**** Exercise input

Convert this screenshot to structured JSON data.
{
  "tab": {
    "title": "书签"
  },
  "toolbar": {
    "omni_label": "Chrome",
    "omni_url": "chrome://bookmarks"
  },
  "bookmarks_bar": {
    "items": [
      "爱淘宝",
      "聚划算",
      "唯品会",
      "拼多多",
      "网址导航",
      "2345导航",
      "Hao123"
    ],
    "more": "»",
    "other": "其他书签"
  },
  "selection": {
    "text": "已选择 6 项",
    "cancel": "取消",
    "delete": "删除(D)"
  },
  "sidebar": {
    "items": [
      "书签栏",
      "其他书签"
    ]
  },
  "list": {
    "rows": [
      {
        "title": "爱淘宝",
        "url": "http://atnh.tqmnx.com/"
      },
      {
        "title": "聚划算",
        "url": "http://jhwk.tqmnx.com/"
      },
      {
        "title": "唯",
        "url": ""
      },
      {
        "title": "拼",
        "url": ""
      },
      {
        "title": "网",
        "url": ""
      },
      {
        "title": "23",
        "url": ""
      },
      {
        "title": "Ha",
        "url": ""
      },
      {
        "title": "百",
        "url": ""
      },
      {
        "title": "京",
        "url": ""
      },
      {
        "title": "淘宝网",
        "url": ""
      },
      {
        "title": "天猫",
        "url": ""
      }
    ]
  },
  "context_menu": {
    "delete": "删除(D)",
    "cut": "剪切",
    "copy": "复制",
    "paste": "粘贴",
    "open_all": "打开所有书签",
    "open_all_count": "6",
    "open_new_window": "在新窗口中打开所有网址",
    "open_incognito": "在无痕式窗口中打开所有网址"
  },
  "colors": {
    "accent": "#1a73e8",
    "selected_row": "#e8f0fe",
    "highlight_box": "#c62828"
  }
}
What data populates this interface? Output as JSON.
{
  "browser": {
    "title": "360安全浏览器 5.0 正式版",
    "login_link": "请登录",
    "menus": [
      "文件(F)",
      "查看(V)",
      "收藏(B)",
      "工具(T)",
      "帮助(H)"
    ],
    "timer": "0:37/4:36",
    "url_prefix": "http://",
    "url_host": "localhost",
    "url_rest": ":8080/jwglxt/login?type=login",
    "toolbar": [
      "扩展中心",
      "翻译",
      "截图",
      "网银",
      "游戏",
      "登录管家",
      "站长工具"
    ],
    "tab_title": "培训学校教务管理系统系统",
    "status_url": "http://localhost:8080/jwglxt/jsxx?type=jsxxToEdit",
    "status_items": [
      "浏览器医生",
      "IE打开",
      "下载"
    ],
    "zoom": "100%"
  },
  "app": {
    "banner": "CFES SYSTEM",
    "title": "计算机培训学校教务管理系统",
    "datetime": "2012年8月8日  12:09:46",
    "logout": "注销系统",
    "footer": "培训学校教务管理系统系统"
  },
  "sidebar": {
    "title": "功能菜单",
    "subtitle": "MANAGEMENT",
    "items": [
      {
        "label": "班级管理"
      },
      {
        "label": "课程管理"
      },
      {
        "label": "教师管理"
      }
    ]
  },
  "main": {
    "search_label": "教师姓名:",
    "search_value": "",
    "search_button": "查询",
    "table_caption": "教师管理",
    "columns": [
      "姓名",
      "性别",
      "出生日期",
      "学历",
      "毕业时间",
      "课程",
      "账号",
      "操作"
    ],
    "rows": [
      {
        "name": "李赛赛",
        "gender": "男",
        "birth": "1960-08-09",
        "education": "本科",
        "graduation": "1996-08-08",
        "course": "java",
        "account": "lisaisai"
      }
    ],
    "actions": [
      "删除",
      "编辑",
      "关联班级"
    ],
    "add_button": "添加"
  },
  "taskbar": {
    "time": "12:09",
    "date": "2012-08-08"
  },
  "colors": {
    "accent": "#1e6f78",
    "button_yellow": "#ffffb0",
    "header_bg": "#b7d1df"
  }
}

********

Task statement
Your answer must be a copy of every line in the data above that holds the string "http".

Answer space
        "url": "http://atnh.tqmnx.com/"
        "url": "http://jhwk.tqmnx.com/"
    "url_prefix": "http://",
    "status_url": "http://localhost:8080/jwglxt/jsxx?type=jsxxToEdit",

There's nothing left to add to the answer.